◆ Web page and app entries ◆

+ + + + +

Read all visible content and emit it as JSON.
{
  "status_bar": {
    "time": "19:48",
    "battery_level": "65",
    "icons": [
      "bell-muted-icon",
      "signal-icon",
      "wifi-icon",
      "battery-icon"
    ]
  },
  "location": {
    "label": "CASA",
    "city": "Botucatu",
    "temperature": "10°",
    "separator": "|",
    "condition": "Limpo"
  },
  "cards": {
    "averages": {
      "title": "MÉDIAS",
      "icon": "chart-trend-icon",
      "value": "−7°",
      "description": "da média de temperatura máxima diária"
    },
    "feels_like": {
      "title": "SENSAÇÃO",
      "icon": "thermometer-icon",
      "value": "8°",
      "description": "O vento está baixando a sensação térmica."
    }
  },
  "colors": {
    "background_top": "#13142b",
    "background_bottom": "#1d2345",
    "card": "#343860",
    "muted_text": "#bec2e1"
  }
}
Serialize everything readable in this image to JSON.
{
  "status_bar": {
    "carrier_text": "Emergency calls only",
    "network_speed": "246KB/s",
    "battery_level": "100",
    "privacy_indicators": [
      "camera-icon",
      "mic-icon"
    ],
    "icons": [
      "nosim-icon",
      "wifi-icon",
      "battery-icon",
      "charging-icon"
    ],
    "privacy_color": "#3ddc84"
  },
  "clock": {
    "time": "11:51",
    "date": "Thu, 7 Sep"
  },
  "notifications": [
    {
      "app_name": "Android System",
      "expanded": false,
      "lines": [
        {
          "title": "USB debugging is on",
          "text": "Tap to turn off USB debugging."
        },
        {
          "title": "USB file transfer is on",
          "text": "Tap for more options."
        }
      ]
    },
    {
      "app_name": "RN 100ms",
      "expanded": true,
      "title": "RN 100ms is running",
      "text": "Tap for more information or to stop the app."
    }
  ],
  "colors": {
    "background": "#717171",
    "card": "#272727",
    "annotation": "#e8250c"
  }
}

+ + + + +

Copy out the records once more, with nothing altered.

Read all visible content and emit it as JSON.
{
  "status_bar": {
    "time": "19:48",
    "battery_level": "65",
    "icons": [
      "bell-muted-icon",
      "signal-icon",
      "wifi-icon",
      "battery-icon"
    ]
  },
  "location": {
    "label": "CASA",
    "city": "Botucatu",
    "temperature": "10°",
    "separator": "|",
    "condition": "Limpo"
  },
  "cards": {
    "averages": {
      "title": "MÉDIAS",
      "icon": "chart-trend-icon",
      "value": "−7°",
      "description": "da média de temperatura máxima diária"
    },
    "feels_like": {
      "title": "SENSAÇÃO",
      "icon": "thermometer-icon",
      "value": "8°",
      "description": "O vento está baixando a sensação térmica."
    }
  },
  "colors": {
    "background_top": "#13142b",
    "background_bottom": "#1d2345",
    "card": "#343860",
    "muted_text": "#bec2e1"
  }
}
Serialize everything readable in this image to JSON.
{
  "status_bar": {
    "carrier_text": "Emergency calls only",
    "network_speed": "246KB/s",
    "battery_level": "100",
    "privacy_indicators": [
      "camera-icon",
      "mic-icon"
    ],
    "icons": [
      "nosim-icon",
      "wifi-icon",
      "battery-icon",
      "charging-icon"
    ],
    "privacy_color": "#3ddc84"
  },
  "clock": {
    "time": "11:51",
    "date": "Thu, 7 Sep"
  },
  "notifications": [
    {
      "app_name": "Android System",
      "expanded": false,
      "lines": [
        {
          "title": "USB debugging is on",
          "text": "Tap to turn off USB debugging."
        },
        {
          "title": "USB file transfer is on",
          "text": "Tap for more options."
        }
      ]
    },
    {
      "app_name": "RN 100ms",
      "expanded": true,
      "title": "RN 100ms is running",
      "text": "Tap for more information or to stop the app."
    }
  ],
  "colors": {
    "background": "#717171",
    "card": "#272727",
    "annotation": "#e8250c"
  }
}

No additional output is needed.